Or at the left-hand side of the screen, applied to all the possessions in the transaction:
It is also possible to search for charters with particular terms and conditions:
The number and variety of these terms and conditions reflect the wording of charters. Our practice has been to record the terms and conditions explicitly mentioned in the charter, with only limited attempts at standardization. When looking at details of a transaction or searching for terms and conditions, it is therefore useful to be aware of how they are presented.
1) Terms and conditions are broken down into smaller components where possible. For example, a condition that “if the terms of the contract are violated, the contract will be ended” is broken down into the separate components “if terms of contract are violated” and “contract to be ended”, since we also have charters in which the contract is not ended if its terms are violated. Similarly, a census payable every St Martin’s day which is altered if one spouse died is recorded as “Feast day of St Martin” and “census altered on death of spouse”. Terms and conditions for a particular possession or transaction should be presumed to be combined, unless it is explicitly stated otherwise in the notes.
2) Terms and conditions not explicitly recorded are not entered. Thus, “full rights” is normally only recorded as a term if there is an explicit statement that the holder or recipient may do whatever they like with a property. “No census” is recorded only when there is an explicit statement that a census will not be demanded.
3) Transactions are assumed to take place with immediate effect: terms concerning the time of execution are only recorded if they are to be postponed for some reason.
4) We are in the process of developing a hierarchy of terms and conditions, but the variety and complexity of these make it a slow process.
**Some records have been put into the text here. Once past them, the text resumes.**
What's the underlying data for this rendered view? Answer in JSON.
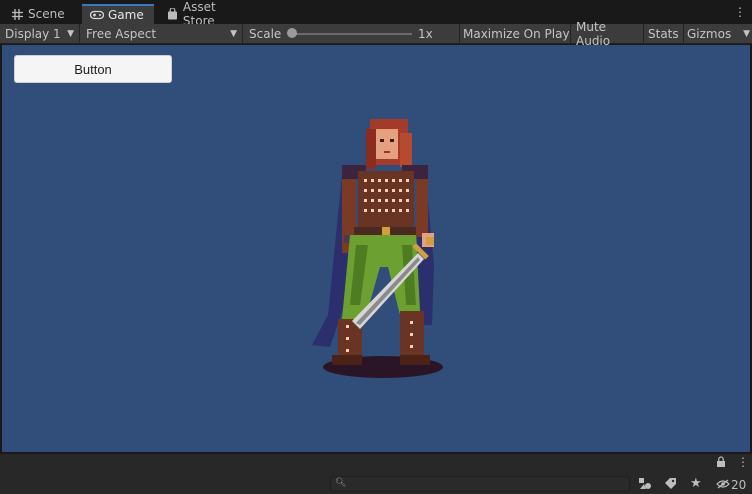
{
  "tabs": [
    {
      "label": "Scene",
      "icon": "hash-icon"
    },
    {
      "label": "Game",
      "icon": "gamepad-icon"
    },
    {
      "label": "Asset Store",
      "icon": "bag-icon"
    }
  ],
  "toolbar": {
    "display": "Display 1",
    "aspect": "Free Aspect",
    "scale_label": "Scale",
    "scale_value": "1x",
    "maximize": "Maximize On Play",
    "mute": "Mute Audio",
    "stats": "Stats",
    "gizmos": "Gizmos"
  },
  "game": {
    "button_label": "Button",
    "background_color": "#314d79"
  },
  "statusbar": {
    "hidden_count": "20"
  }
}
However, some of our broader categories may already be of use:
Property rights: specific rights either granted or retained over particular pieces of property, e.g. grants made in benefice or where the right to manumit the unfree on a property is retained.
Duration: for how long particular transactions are valid, e.g. for nine years, for life of a married couple.
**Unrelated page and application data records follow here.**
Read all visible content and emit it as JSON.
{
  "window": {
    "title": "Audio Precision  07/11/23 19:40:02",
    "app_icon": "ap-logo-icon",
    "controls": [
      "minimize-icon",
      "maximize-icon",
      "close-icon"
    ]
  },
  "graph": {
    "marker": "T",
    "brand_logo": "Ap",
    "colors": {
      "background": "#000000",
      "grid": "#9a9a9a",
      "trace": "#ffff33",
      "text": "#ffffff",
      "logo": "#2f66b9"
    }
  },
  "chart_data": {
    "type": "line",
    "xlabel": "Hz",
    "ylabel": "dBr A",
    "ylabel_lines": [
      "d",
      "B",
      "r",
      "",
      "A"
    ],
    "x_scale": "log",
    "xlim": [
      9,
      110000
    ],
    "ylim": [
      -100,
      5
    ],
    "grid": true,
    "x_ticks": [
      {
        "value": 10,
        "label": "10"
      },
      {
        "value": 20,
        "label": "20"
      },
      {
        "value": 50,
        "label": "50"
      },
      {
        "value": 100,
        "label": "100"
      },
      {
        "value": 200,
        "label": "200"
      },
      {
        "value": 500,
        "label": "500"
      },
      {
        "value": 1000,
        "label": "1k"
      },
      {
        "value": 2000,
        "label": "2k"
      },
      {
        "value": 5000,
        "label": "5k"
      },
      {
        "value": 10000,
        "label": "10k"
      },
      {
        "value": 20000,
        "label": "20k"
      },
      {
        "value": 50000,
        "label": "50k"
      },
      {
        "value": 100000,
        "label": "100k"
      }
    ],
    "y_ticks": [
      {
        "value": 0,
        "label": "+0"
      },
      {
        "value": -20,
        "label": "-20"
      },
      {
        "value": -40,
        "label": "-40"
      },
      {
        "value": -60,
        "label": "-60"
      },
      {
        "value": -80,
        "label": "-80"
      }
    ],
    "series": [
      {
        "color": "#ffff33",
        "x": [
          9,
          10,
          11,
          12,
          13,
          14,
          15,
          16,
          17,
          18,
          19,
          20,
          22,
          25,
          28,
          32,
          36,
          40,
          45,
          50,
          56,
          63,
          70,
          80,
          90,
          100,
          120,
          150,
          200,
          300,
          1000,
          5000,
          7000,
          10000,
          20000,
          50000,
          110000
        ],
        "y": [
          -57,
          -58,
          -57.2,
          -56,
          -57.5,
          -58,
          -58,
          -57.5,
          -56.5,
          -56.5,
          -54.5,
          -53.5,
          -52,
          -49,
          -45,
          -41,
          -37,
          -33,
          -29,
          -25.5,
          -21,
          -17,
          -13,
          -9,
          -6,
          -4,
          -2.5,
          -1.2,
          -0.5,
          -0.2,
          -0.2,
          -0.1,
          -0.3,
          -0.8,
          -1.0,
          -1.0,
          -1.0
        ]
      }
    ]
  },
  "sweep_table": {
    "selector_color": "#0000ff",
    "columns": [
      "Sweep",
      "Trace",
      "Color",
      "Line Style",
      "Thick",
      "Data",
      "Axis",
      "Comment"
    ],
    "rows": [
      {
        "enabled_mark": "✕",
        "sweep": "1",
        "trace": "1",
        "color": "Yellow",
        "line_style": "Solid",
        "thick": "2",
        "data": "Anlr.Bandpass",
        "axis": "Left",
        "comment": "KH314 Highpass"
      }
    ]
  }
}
Time of execution: at what point in the future a transaction will take effect, e.g. post-mortem, after death of tenant.
Stated purpose: the purpose for which property is transferred, e.g. for lights, to be transferred on to another agent.